# Material to process
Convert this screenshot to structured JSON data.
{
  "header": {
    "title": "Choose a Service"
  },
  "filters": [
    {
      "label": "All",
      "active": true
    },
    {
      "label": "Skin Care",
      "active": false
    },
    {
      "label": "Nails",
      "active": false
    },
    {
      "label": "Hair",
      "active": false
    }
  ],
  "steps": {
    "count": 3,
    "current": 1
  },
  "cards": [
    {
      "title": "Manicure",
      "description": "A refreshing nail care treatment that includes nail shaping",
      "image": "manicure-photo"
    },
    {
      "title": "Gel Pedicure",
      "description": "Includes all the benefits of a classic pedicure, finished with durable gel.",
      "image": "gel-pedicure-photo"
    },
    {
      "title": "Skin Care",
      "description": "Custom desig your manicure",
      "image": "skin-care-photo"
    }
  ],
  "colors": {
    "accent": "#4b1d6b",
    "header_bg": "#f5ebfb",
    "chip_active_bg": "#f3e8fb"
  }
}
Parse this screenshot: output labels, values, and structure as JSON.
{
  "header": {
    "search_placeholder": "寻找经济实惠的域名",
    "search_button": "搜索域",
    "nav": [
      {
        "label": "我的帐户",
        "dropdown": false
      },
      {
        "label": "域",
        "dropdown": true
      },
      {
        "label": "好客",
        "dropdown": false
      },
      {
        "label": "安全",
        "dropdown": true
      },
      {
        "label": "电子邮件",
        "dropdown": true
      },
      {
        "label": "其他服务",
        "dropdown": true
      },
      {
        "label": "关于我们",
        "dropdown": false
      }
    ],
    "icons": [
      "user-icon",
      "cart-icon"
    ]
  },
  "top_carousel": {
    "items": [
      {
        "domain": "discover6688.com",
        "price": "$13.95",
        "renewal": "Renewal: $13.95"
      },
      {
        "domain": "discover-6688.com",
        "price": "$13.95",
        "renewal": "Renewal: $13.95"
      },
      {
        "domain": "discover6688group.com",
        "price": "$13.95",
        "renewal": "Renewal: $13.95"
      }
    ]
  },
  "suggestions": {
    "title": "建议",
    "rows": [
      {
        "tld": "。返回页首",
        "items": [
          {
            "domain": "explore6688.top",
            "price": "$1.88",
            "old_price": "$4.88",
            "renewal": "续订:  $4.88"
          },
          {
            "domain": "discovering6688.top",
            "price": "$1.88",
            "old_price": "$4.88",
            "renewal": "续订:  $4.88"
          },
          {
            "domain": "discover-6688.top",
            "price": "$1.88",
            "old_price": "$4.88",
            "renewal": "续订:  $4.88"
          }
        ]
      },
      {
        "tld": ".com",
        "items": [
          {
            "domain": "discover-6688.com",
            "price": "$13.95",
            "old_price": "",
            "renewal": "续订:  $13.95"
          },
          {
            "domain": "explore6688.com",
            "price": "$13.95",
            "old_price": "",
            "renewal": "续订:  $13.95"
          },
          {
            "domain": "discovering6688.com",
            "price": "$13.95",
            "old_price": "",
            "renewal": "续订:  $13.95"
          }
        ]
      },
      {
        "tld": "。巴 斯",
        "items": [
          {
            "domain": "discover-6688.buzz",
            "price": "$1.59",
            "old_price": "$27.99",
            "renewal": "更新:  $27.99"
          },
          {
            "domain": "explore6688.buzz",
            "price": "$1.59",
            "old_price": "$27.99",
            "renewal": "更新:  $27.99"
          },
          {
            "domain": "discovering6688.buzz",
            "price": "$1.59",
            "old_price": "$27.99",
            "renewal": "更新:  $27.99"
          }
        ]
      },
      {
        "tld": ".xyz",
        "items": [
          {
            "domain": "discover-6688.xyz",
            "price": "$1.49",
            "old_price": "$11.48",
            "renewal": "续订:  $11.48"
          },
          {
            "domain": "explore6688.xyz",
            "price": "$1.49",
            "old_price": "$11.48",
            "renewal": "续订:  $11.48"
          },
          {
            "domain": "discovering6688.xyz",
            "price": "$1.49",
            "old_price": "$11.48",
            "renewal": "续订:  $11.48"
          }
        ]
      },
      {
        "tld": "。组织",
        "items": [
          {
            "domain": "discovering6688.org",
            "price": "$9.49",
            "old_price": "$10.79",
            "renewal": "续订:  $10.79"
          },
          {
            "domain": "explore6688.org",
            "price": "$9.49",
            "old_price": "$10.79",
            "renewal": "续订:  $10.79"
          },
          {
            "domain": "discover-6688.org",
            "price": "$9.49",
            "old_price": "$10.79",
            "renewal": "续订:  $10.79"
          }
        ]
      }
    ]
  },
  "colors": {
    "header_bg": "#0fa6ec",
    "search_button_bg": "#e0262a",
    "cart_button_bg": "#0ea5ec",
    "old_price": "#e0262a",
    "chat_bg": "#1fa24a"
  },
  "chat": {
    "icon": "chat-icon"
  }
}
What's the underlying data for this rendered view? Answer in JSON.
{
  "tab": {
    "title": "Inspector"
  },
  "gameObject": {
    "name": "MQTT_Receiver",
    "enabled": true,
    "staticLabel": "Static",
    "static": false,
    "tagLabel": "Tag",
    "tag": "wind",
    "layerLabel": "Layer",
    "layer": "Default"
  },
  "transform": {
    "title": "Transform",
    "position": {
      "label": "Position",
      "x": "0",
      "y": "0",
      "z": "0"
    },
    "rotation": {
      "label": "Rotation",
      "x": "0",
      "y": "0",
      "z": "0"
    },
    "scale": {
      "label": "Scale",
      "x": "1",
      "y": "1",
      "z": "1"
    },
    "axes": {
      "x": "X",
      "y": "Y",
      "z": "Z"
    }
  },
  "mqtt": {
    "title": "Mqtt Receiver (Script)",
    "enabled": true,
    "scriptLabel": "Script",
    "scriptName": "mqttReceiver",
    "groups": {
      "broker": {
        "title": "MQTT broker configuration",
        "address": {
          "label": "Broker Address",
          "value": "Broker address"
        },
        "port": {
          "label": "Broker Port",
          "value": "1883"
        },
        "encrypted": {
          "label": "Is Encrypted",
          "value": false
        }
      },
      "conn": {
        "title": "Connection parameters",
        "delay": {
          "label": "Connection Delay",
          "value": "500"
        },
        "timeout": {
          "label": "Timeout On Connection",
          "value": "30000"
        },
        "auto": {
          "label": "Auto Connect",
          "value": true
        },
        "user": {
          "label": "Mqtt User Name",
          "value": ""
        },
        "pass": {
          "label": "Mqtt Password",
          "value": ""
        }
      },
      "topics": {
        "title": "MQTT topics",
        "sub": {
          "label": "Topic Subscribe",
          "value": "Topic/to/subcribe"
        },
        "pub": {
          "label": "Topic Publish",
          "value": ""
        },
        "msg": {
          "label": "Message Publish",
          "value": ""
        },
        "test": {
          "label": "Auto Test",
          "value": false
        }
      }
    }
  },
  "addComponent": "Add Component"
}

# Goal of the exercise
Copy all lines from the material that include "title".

# Reply
    "title": "Choose a Service"
      "title": "Manicure",
      "title": "Gel Pedicure",
      "title": "Skin Care",
    "title": "建议",
    "title": "Inspector"
    "title": "Transform",
    "title": "Mqtt Receiver (Script)",
        "title": "MQTT broker configuration",
        "title": "Connection parameters",
        "title": "MQTT topics",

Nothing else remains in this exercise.